The main draw for Amy for this cruise was that she wanted to see Budapest. That is one reason why she is spending another day or two there before leaving. But if you felt this way and were going on the Amsterdam, you were basically screwed. The stretch of river near Budapest is closed, so when we take the bus to the hotel, they will also be taking a bus. They have two choices: they can go straight to the other boat, and skip Budapest completely, or they can swing by Budapest and have four hours to explore by themselves, before continuing on to the other boat. If we were in that situation, Amy would be very unhappy.
<Later on, I had the impression that Wed is the transfer day, and we get the panoramic tour, but then on Thu, the people continuing on will be bussed back to Budapest for their panoramic tour. So perhaps it wouldn't be as bad as I thought.>
I'm definitely going to miss the boat. It is much nicer than staying in a hotel. When we were picking out a cabin, Amy chose one really close to reception/dining/lounge. I was concerned that there would be a lot of noise of people passing our room, but that was a non-issue. Her motivation was having less distance to walk to get to breakfast/lunch/dinner, and I pooh-poohed it, as we didn't do that very often. But it turns out that it was very convenient for running back to the room. For example, last night I walked into the dining room for dinner, and I saw that there was a nice sunset going on. So I quickly went back to the room, grabbed my camera, went to dinner, took some pictures, and then had dinner. Doing this sort of thing is very convenient when you are that close to the front of the ship.
In aviation, the world-wide language is English. From what I could gather from the captain (who didn't speak the best English), the official language on the Danube is French, but in practice it is either German or Russian.
This is our last night on the ship. We are packing our stuff up for an early departure tomorrow.
After lunch, we took the traditional bus to the Bakodpuszta Equestrian Center. They gave us a snack and beverage, and then we sat in some "bleachers" and watched the horse show. Their use of whips was amazing. For one demo, the guy was cracking his whip right next to a woman "victim". I was thinking that if it was this loud 30 feet away, but must have been deafening for her.
They had about five guys on horses, and one guy on a donkey. This last guy was the comic relief. Amy was amazed that the saddles weren't attached to the horses, they just sat on their backs. There was no girth strap. The climax of the day was watching a guy standing on the backs of the last two horses of a group of 10 as he rode around the ring at high speed.
The horses seemed pretty well trained. After the show we wandered into the stables. A guy then led a string of horses in. He led the first horse into a stall, but the other horses just peeled off the central corridor themselves and into presumably "their" stall. That is, except for the last horse that went into the same stall as a previous horse.

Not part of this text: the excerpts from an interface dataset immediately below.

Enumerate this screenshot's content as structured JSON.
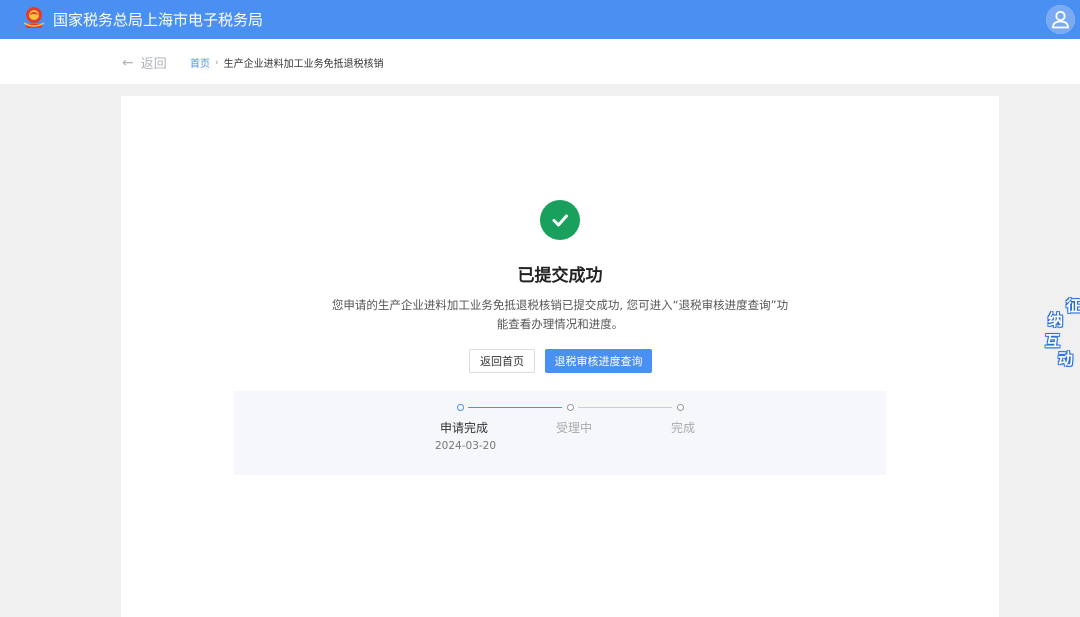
{
  "header": {
    "site_title": "国家税务总局上海市电子税务局",
    "brand_color": "#4a8ff2",
    "logo_icon": "tax-emblem-icon",
    "avatar_icon": "user-icon"
  },
  "nav": {
    "back_label": "返回",
    "back_icon": "arrow-left-icon",
    "breadcrumb": {
      "home": "首页",
      "separator": "›",
      "current": "生产企业进料加工业务免抵退税核销"
    }
  },
  "result": {
    "icon": "check-circle-icon",
    "success_color": "#18a05c",
    "title": "已提交成功",
    "desc_line1": "您申请的生产企业进料加工业务免抵退税核销已提交成功, 您可进入“退税审核进度查询”功",
    "desc_line2": "能查看办理情况和进度。",
    "buttons": {
      "home": "返回首页",
      "query": "退税审核进度查询"
    }
  },
  "steps": [
    {
      "label": "申请完成",
      "date": "2024-03-20",
      "state": "active"
    },
    {
      "label": "受理中",
      "date": "",
      "state": "inactive"
    },
    {
      "label": "完成",
      "date": "",
      "state": "inactive"
    }
  ],
  "float_widget": {
    "chars": [
      "征",
      "纳",
      "互",
      "动"
    ]
  }
}
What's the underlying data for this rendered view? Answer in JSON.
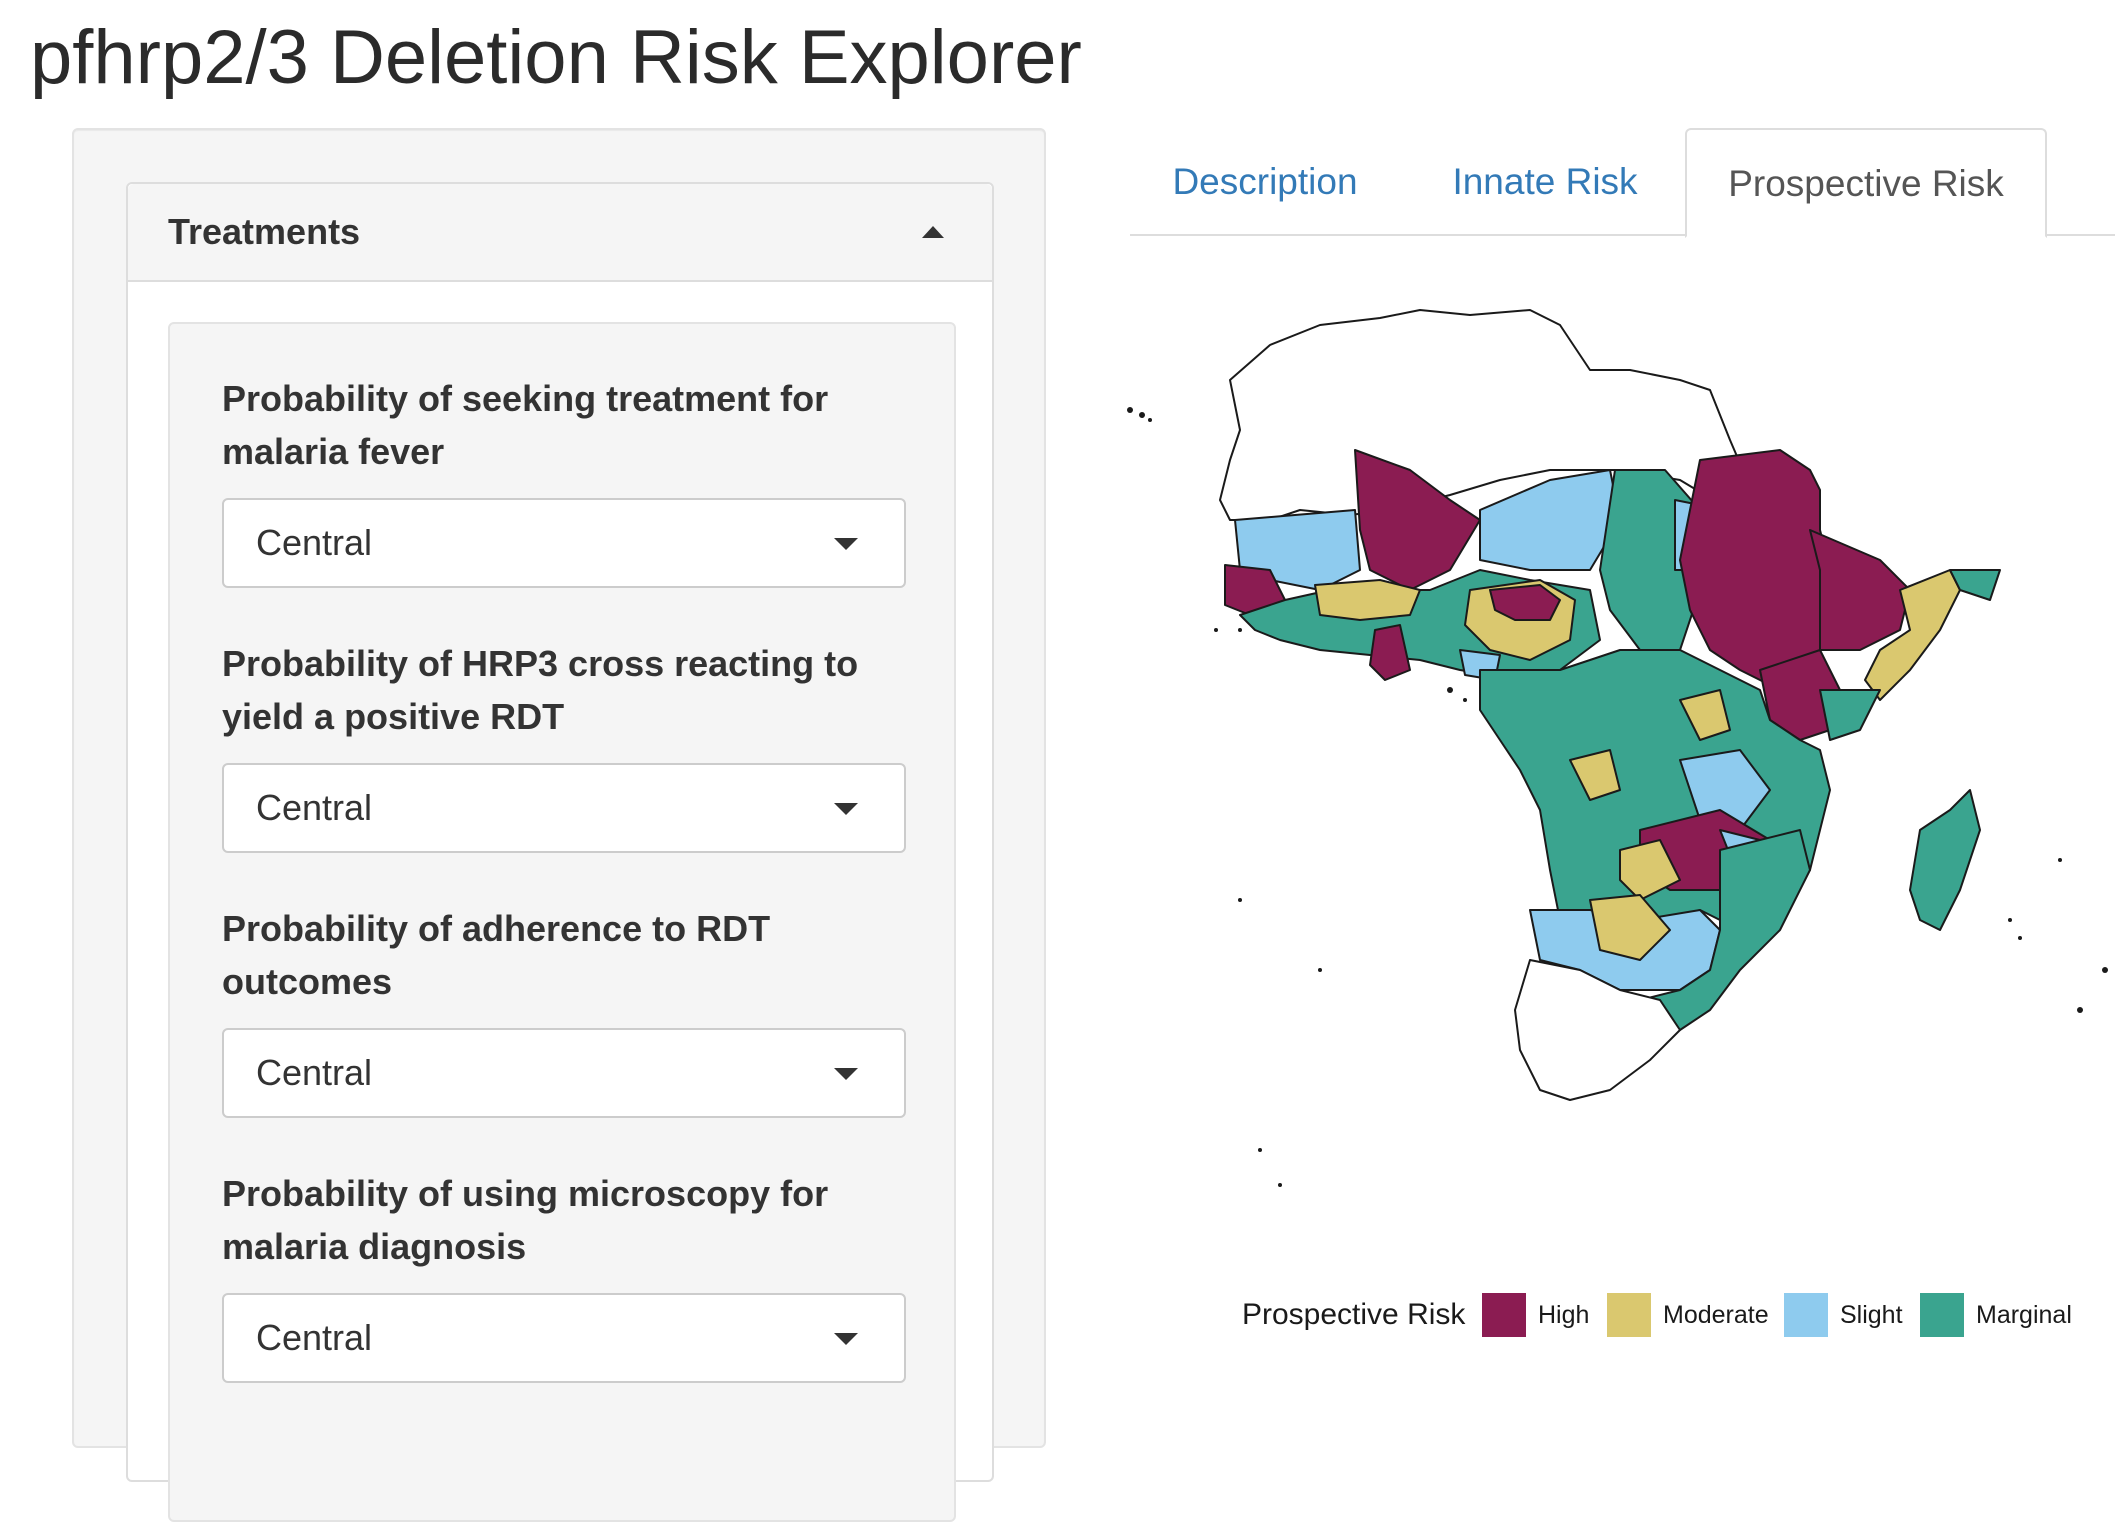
{
  "app": {
    "title": "pfhrp2/3 Deletion Risk Explorer"
  },
  "sidebar": {
    "panel_title": "Treatments",
    "fields": [
      {
        "label": "Probability of seeking treatment for malaria fever",
        "value": "Central"
      },
      {
        "label": "Probability of HRP3 cross reacting to yield a positive RDT",
        "value": "Central"
      },
      {
        "label": "Probability of adherence to RDT outcomes",
        "value": "Central"
      },
      {
        "label": "Probability of using microscopy for malaria diagnosis",
        "value": "Central"
      }
    ]
  },
  "tabs": [
    {
      "label": "Description",
      "active": false
    },
    {
      "label": "Innate Risk",
      "active": false
    },
    {
      "label": "Prospective Risk",
      "active": true
    }
  ],
  "map": {
    "legend_title": "Prospective Risk",
    "categories": [
      {
        "label": "High",
        "color": "#8b1c52"
      },
      {
        "label": "Moderate",
        "color": "#dac86f"
      },
      {
        "label": "Slight",
        "color": "#8ecbee"
      },
      {
        "label": "Marginal",
        "color": "#3aa48f"
      }
    ],
    "no_data_color": "#ffffff",
    "border_color": "#1a1a1a"
  }
}
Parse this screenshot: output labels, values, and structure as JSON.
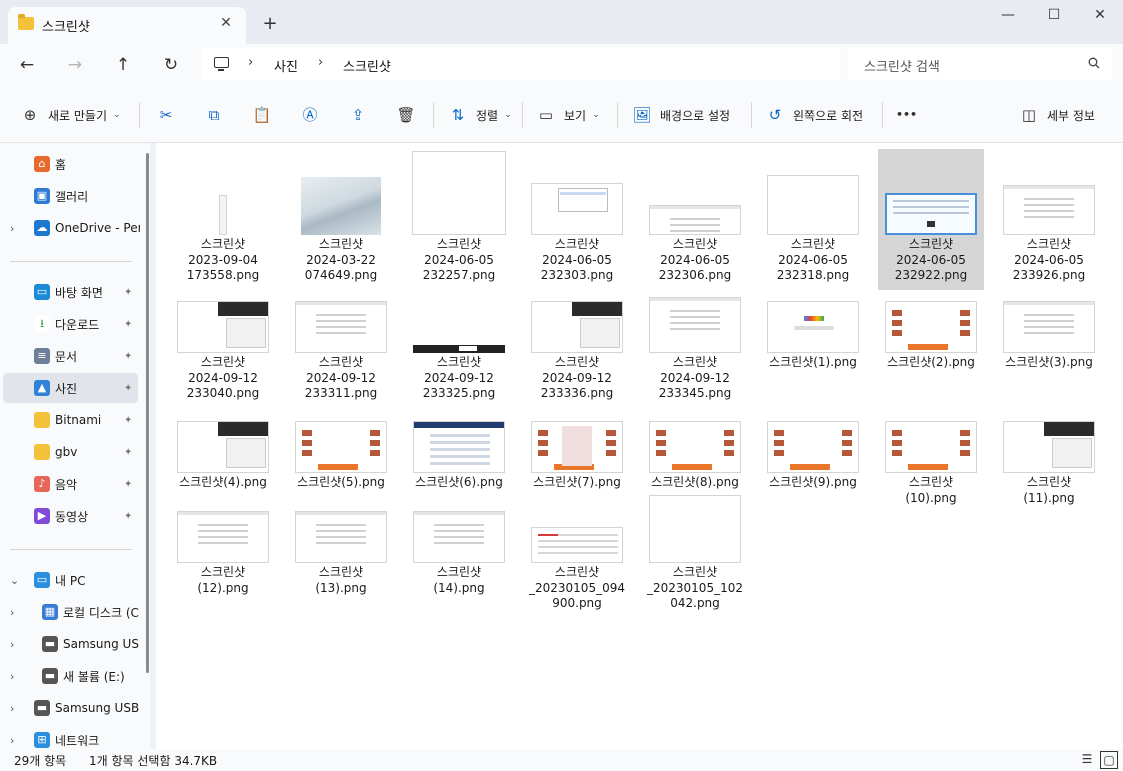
{
  "tab": {
    "title": "스크린샷",
    "close_glyph": "✕",
    "new_glyph": "+"
  },
  "window": {
    "minimize": "—",
    "maximize": "☐",
    "close": "✕"
  },
  "nav": {
    "back": "←",
    "forward": "→",
    "up": "↑",
    "refresh": "↻"
  },
  "breadcrumb": {
    "sep": "›",
    "items": [
      "사진",
      "스크린샷"
    ]
  },
  "search": {
    "placeholder": "스크린샷 검색"
  },
  "toolbar": {
    "new_label": "새로 만들기",
    "sort_label": "정렬",
    "view_label": "보기",
    "set_background_label": "배경으로 설정",
    "rotate_left_label": "왼쪽으로 회전",
    "more_label": "•••",
    "details_label": "세부 정보",
    "caret": "⌄"
  },
  "sidebar": {
    "items": [
      {
        "label": "홈",
        "icon": "home-icon"
      },
      {
        "label": "갤러리",
        "icon": "gallery-icon"
      },
      {
        "label": "OneDrive - Pers",
        "icon": "onedrive-icon"
      },
      {
        "label": "바탕 화면",
        "icon": "desktop-icon"
      },
      {
        "label": "다운로드",
        "icon": "download-icon"
      },
      {
        "label": "문서",
        "icon": "documents-icon"
      },
      {
        "label": "사진",
        "icon": "pictures-icon"
      },
      {
        "label": "Bitnami",
        "icon": "folder-icon"
      },
      {
        "label": "gbv",
        "icon": "folder-icon"
      },
      {
        "label": "음악",
        "icon": "music-icon"
      },
      {
        "label": "동영상",
        "icon": "videos-icon"
      },
      {
        "label": "내 PC",
        "icon": "pc-icon"
      },
      {
        "label": "로컬 디스크 (C",
        "icon": "drive-icon"
      },
      {
        "label": "Samsung USB",
        "icon": "usb-icon"
      },
      {
        "label": "새 볼륨 (E:)",
        "icon": "drive-icon"
      },
      {
        "label": "Samsung USB (",
        "icon": "usb-icon"
      },
      {
        "label": "네트워크",
        "icon": "network-icon"
      }
    ],
    "pin_glyph": "📌",
    "chev_right": "›",
    "chev_down": "⌄"
  },
  "files": [
    "스크린샷\n2023-09-04\n173558.png",
    "스크린샷\n2024-03-22\n074649.png",
    "스크린샷\n2024-06-05\n232257.png",
    "스크린샷\n2024-06-05\n232303.png",
    "스크린샷\n2024-06-05\n232306.png",
    "스크린샷\n2024-06-05\n232318.png",
    "스크린샷\n2024-06-05\n232922.png",
    "스크린샷\n2024-06-05\n233926.png",
    "스크린샷\n2024-09-12\n233040.png",
    "스크린샷\n2024-09-12\n233311.png",
    "스크린샷\n2024-09-12\n233325.png",
    "스크린샷\n2024-09-12\n233336.png",
    "스크린샷\n2024-09-12\n233345.png",
    "스크린샷(1).png",
    "스크린샷(2).png",
    "스크린샷(3).png",
    "스크린샷(4).png",
    "스크린샷(5).png",
    "스크린샷(6).png",
    "스크린샷(7).png",
    "스크린샷(8).png",
    "스크린샷(9).png",
    "스크린샷\n(10).png",
    "스크린샷\n(11).png",
    "스크린샷\n(12).png",
    "스크린샷\n(13).png",
    "스크린샷\n(14).png",
    "스크린샷\n_20230105_094\n900.png",
    "스크린샷\n_20230105_102\n042.png"
  ],
  "selected_file_index": 6,
  "status": {
    "count": "29개 항목",
    "selection": "1개 항목 선택함 34.7KB"
  },
  "colors": {
    "accent": "#0a68c4",
    "folder": "#f3c13a",
    "selected_bg": "#d5d5d5"
  }
}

After that, we visited a folk art museum. This featured embroidery and egg painting. The bulk of the embroidery was done by hand, but the lacy stuff around the outside was done with a "machine", This machine ended up being an old Singer treadle sewing machine, very similar to the one that I used growing up. The guide explained that the treadle powered one apparently worked much better for this task than the modern electric ones.
After that, we came back to the boat, I took a quick shower, we attended the final nightly briefing, had dinner, and did some more packing. I'm writing this up now. Momentarily, I'll shut the laptop down and hit the sack.